Both sides of the GMO food debate like to claim science supports what they’re saying, and that leaves consumers in a bit of a bind.
This week, Connecticut passed the first law in the nation requiring food containing GMOs to be labeled.
Monsanto and Dow Chemical have been developing new genetically-modified seeds, but the USDA has hit the brakes on their release to market.
Advocates of the new bill say consumers deserve to know what they are feeding their families.
The act, which was inserted into the stopgap budget bill, tells the USDA it can go against court rulings to allow GMO cultivation. But is this a new power?
We visit Bread & Roses Gardens where the hoop house is home to kale and herbs, and Teresa Birtles sells frozen heirloom tomatoes she harvested in the fall.
Once a small and locally-focused struggle, the fight for GMO regulation is going national.
For decades now, farmers and seed scientists have seen yields improve, but they’re not satisfied.
Farmers would love to continue using their favorite seeds in generic form, but they may find there is only a limited window of opportunity.
Genetic modification technology is barely 30 years old and the controversy surrounding it somewhat younger. But how did it even become possible?
Indiana Farmer Vernon Bowman faced a cold reception in the Supreme Court on Tuesday.
Thanks to Jared Polis, the effort to label genetically modified foods is going federal.
Genetically engineered salmon could be approved for human consumption in 2013.
The residents of Nitro, West Virginia, will receive $84 million for medical monitoring, $9 million for the cleanup of 4,500 homes, and legal fees.
Scientists from over forty countries collaborated on a project to decode the genome of a common domestic pig breed.
On Tuesday, California voted down a referendum that would have required labels for genetically-modified foods.
Dr. Drew Ramsey talks about how diet can affect brain health. Growing tomatoes next spring starts with amending your soil. And, let's make fried green tomatoes!
According a recent study, herbicide use has increased by 527 million pounds since herbicide resistant GMOs first hit the scene in 1996.
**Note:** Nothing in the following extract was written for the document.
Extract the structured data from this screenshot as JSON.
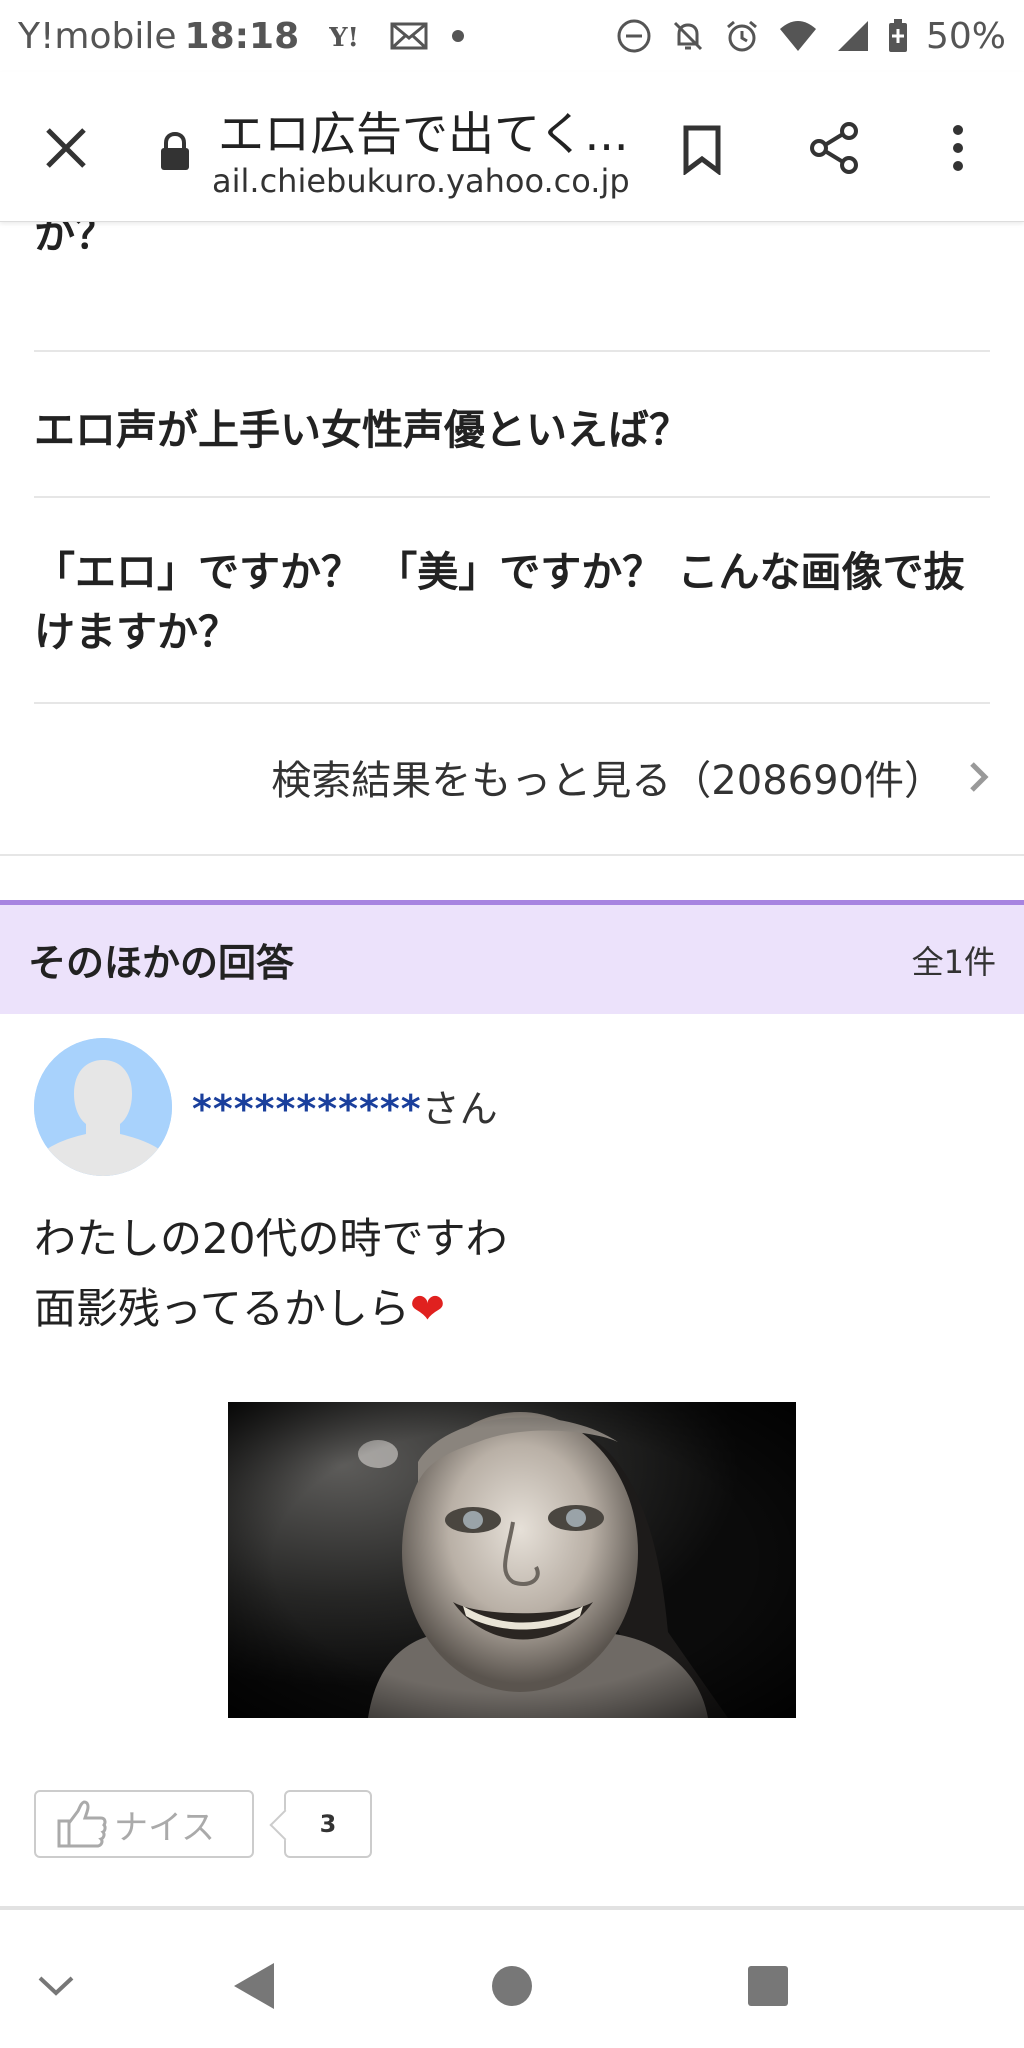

Over the last 18 years, GM food has become quite common in the U.S. During that same period, a growing number of children have developed allergies to food.
About 2 million acres of Aquamax corn were planted across the Corn Belt this year, making it the first drought-resistant lineup to be widely available.